ARCC Research Incentive Award

Annicia Streete

Annicia Streete, M.Arch. is an Assistant Professor in the School of Architecture at Louisiana State University. Her academic and professional background is multi-disciplinary, where she received a Bachelor of Science in Civil Engineering with an emphasis in Structures from the South Dakota School of Mines and Technology and a Master of Architecture from the University of Colorado, Denver. Her research situates within studies of Afrofuturism, focusing on heritage documentation and building technology practices within African Diasporic communities throughout the Caribbean, Latin America, and Southern Louisiana. She has exhibited at the Colorado History Center where she presented “Explorations in Afrofuturism” as part of the “Building Denver: Where Corners Meet” exhibition. Branches of her research include documentation using terrestrial and drone 3D Laser Scanning, and studies in Festival Architecture and Technology. Annicia serves as a co-chair for the EDUCATE pillar of the National Organization of Minority Architects (NOMA) and is a founding member of the Colorado professional chapter of NOMA.

 

 

 

Brendan Harmon
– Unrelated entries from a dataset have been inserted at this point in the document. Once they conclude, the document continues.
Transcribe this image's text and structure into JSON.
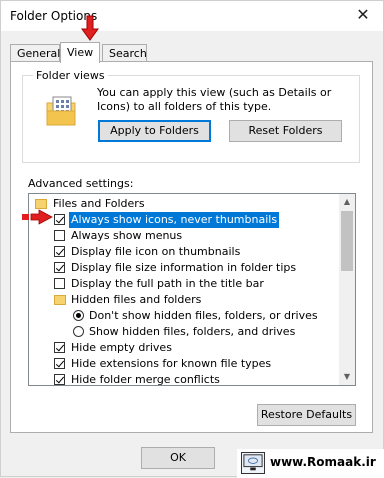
{
  "window": {
    "title": "Folder Options"
  },
  "tabs": [
    {
      "label": "General"
    },
    {
      "label": "View"
    },
    {
      "label": "Search"
    }
  ],
  "folder_views": {
    "title": "Folder views",
    "description": "You can apply this view (such as Details or Icons) to all folders of this type.",
    "apply_button": "Apply to Folders",
    "reset_button": "Reset Folders"
  },
  "advanced": {
    "label": "Advanced settings:",
    "items": [
      {
        "kind": "folder",
        "label": "Files and Folders"
      },
      {
        "kind": "checkbox",
        "label": "Always show icons, never thumbnails",
        "checked": true,
        "selected": true
      },
      {
        "kind": "checkbox",
        "label": "Always show menus",
        "checked": false
      },
      {
        "kind": "checkbox",
        "label": "Display file icon on thumbnails",
        "checked": true
      },
      {
        "kind": "checkbox",
        "label": "Display file size information in folder tips",
        "checked": true
      },
      {
        "kind": "checkbox",
        "label": "Display the full path in the title bar",
        "checked": false
      },
      {
        "kind": "folder",
        "label": "Hidden files and folders"
      },
      {
        "kind": "radio",
        "label": "Don't show hidden files, folders, or drives",
        "checked": true
      },
      {
        "kind": "radio",
        "label": "Show hidden files, folders, and drives",
        "checked": false
      },
      {
        "kind": "checkbox",
        "label": "Hide empty drives",
        "checked": true
      },
      {
        "kind": "checkbox",
        "label": "Hide extensions for known file types",
        "checked": true
      },
      {
        "kind": "checkbox",
        "label": "Hide folder merge conflicts",
        "checked": true
      }
    ],
    "restore_button": "Restore Defaults"
  },
  "footer": {
    "ok_button": "OK"
  },
  "watermark": {
    "text": "www.Romaak.ir"
  },
  "colors": {
    "accent": "#0078d7",
    "arrow": "#e02020"
  }
}
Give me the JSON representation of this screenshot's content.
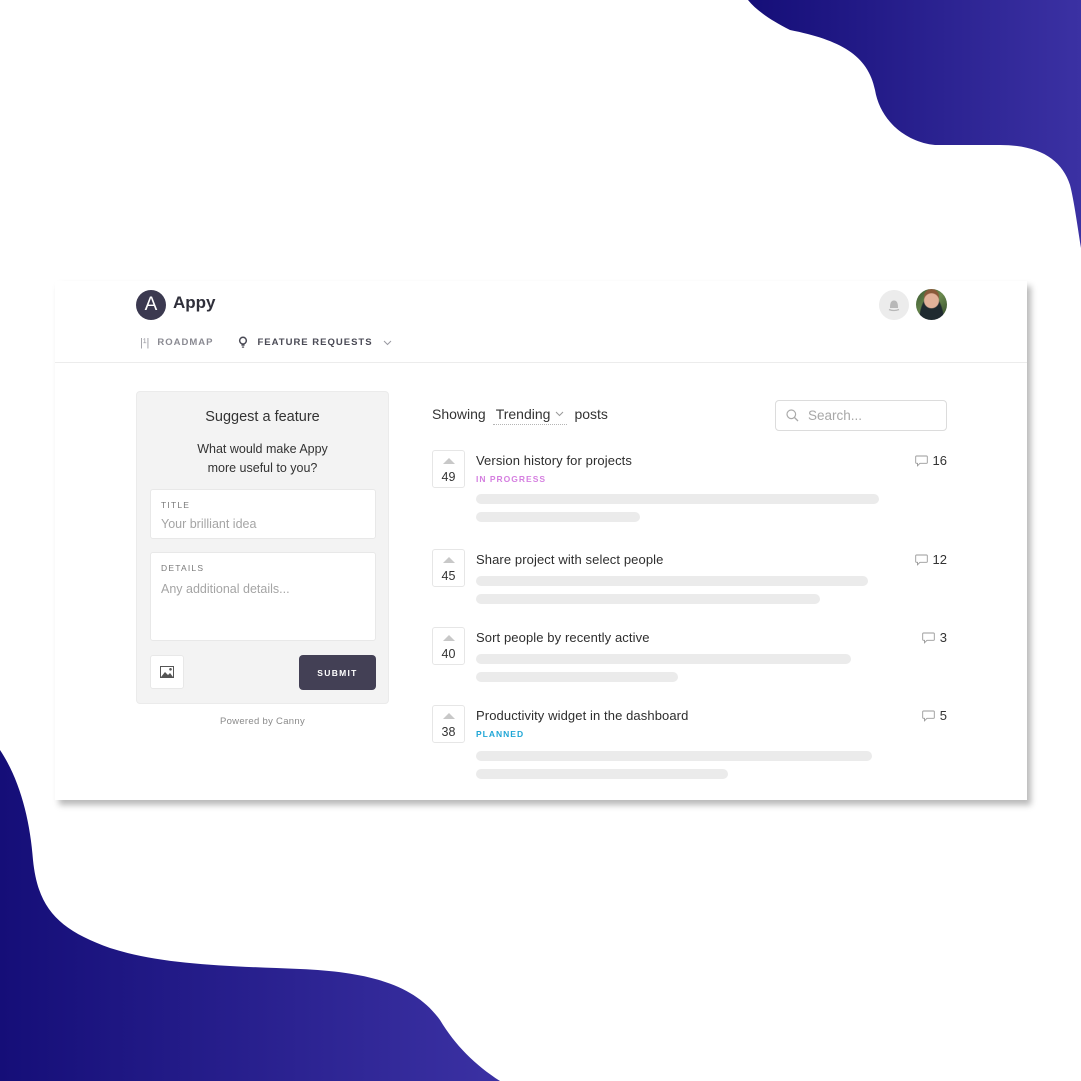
{
  "colors": {
    "brand_dark": "#434055",
    "blob_start": "#150e78",
    "blob_end": "#3b31a3",
    "status_in_progress": "#d57fe0",
    "status_planned": "#1fa6d6"
  },
  "header": {
    "logo_letter": "A",
    "app_name": "Appy",
    "nav": [
      {
        "label": "ROADMAP",
        "icon": "roadmap-icon"
      },
      {
        "label": "FEATURE REQUESTS",
        "icon": "lightbulb-icon",
        "active": true
      }
    ],
    "notifications_icon": "bell-icon",
    "avatar": "user-avatar"
  },
  "suggest": {
    "title": "Suggest a feature",
    "subtitle_line1": "What would make Appy",
    "subtitle_line2": "more useful to you?",
    "title_label": "TITLE",
    "title_placeholder": "Your brilliant idea",
    "details_label": "DETAILS",
    "details_placeholder": "Any additional details...",
    "attach_icon": "image-icon",
    "submit_label": "SUBMIT",
    "powered_by": "Powered by Canny"
  },
  "feed": {
    "showing_label": "Showing",
    "sort_value": "Trending",
    "posts_label": "posts",
    "search_placeholder": "Search...",
    "posts": [
      {
        "votes": "49",
        "title": "Version history for projects",
        "status": "IN PROGRESS",
        "comments": "16"
      },
      {
        "votes": "45",
        "title": "Share project with select people",
        "status": "",
        "comments": "12"
      },
      {
        "votes": "40",
        "title": "Sort people by recently active",
        "status": "",
        "comments": "3"
      },
      {
        "votes": "38",
        "title": "Productivity widget in the dashboard",
        "status": "PLANNED",
        "comments": "5"
      }
    ]
  }
}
Brendan Harmon, Ph.D. is an Assistant Professor in the Robert Reich School of Landscape Architecture at Louisiana State University. He received a Master of Landscape Architecture from the Harvard Graduate School of Design, a Master of Philosophy in Geography and the Environment from the University of Oxford, and a PhD in Design from North Carolina State University. He has expertise in computational design, geographic information systems, and lidar and drone data analytics. His research interests include remote sensing for heritage conservation. Brendan has experience digitizing cultural landscapes using terrestrial laser scanning and unmanned aerial systems.

Nicholas Serrano

Nicholas Serrano, Ph.D. is an Assistant Professor in the College of Design Construction and Planning at the University of Florida. Nicholas previously taught at the Robert Reich School of Landscape Architecture at Louisiana State University where he held the Neil Odenwald Professorship. He has a Bachelor of Science in horticulture from North Carolina State University, a Master of Landscape Architecture from Ball State University, and a Ph.D. in the design program at North Carolina State University. His main research looks at the history of landscape architecture and urban development of the American South. His writing spans the disciplines of Landscape and Environmental History, Southern Studies, and Material Culture to consider the construction of racial identity through the built environment. His secondary research and teaching interests are in historic preservation and cultural landscapes.